Stored entries:

"""

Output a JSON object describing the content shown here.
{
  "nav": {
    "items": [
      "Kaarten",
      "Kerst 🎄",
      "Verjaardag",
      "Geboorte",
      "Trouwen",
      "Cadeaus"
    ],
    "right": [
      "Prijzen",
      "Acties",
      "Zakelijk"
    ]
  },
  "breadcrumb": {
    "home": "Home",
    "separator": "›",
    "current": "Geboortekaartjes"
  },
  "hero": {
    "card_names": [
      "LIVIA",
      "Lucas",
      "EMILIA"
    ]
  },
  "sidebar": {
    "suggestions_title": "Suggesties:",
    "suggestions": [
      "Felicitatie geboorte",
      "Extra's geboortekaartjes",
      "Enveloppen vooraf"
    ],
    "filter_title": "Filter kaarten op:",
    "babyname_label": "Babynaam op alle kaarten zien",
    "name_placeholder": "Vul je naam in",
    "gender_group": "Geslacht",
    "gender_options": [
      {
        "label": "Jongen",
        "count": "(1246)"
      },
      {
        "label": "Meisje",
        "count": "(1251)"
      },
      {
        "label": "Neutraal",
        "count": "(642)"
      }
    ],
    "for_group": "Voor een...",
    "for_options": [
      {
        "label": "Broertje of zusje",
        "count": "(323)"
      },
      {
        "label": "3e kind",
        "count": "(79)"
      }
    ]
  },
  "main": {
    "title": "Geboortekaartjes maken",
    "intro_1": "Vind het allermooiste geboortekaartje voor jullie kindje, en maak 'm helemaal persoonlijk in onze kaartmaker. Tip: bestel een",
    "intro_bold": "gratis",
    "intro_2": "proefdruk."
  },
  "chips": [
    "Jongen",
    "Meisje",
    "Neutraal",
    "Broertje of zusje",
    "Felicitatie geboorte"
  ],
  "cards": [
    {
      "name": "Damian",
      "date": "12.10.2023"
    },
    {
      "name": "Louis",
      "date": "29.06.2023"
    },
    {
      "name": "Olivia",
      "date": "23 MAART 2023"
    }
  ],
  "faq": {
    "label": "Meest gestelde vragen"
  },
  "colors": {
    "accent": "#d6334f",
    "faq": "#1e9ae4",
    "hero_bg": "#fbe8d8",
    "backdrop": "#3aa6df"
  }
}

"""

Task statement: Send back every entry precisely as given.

Answer for this exercise:
Output a JSON object describing the content shown here.
{
  "nav": {
    "items": [
      "Kaarten",
      "Kerst 🎄",
      "Verjaardag",
      "Geboorte",
      "Trouwen",
      "Cadeaus"
    ],
    "right": [
      "Prijzen",
      "Acties",
      "Zakelijk"
    ]
  },
  "breadcrumb": {
    "home": "Home",
    "separator": "›",
    "current": "Geboortekaartjes"
  },
  "hero": {
    "card_names": [
      "LIVIA",
      "Lucas",
      "EMILIA"
    ]
  },
  "sidebar": {
    "suggestions_title": "Suggesties:",
    "suggestions": [
      "Felicitatie geboorte",
      "Extra's geboortekaartjes",
      "Enveloppen vooraf"
    ],
    "filter_title": "Filter kaarten op:",
    "babyname_label": "Babynaam op alle kaarten zien",
    "name_placeholder": "Vul je naam in",
    "gender_group": "Geslacht",
    "gender_options": [
      {
        "label": "Jongen",
        "count": "(1246)"
      },
      {
        "label": "Meisje",
        "count": "(1251)"
      },
      {
        "label": "Neutraal",
        "count": "(642)"
      }
    ],
    "for_group": "Voor een...",
    "for_options": [
      {
        "label": "Broertje of zusje",
        "count": "(323)"
      },
      {
        "label": "3e kind",
        "count": "(79)"
      }
    ]
  },
  "main": {
    "title": "Geboortekaartjes maken",
    "intro_1": "Vind het allermooiste geboortekaartje voor jullie kindje, en maak 'm helemaal persoonlijk in onze kaartmaker. Tip: bestel een",
    "intro_bold": "gratis",
    "intro_2": "proefdruk."
  },
  "chips": [
    "Jongen",
    "Meisje",
    "Neutraal",
    "Broertje of zusje",
    "Felicitatie geboorte"
  ],
  "cards": [
    {
      "name": "Damian",
      "date": "12.10.2023"
    },
    {
      "name": "Louis",
      "date": "29.06.2023"
    },
    {
      "name": "Olivia",
      "date": "23 MAART 2023"
    }
  ],
  "faq": {
    "label": "Meest gestelde vragen"
  },
  "colors": {
    "accent": "#d6334f",
    "faq": "#1e9ae4",
    "hero_bg": "#fbe8d8",
    "backdrop": "#3aa6df"
  }
}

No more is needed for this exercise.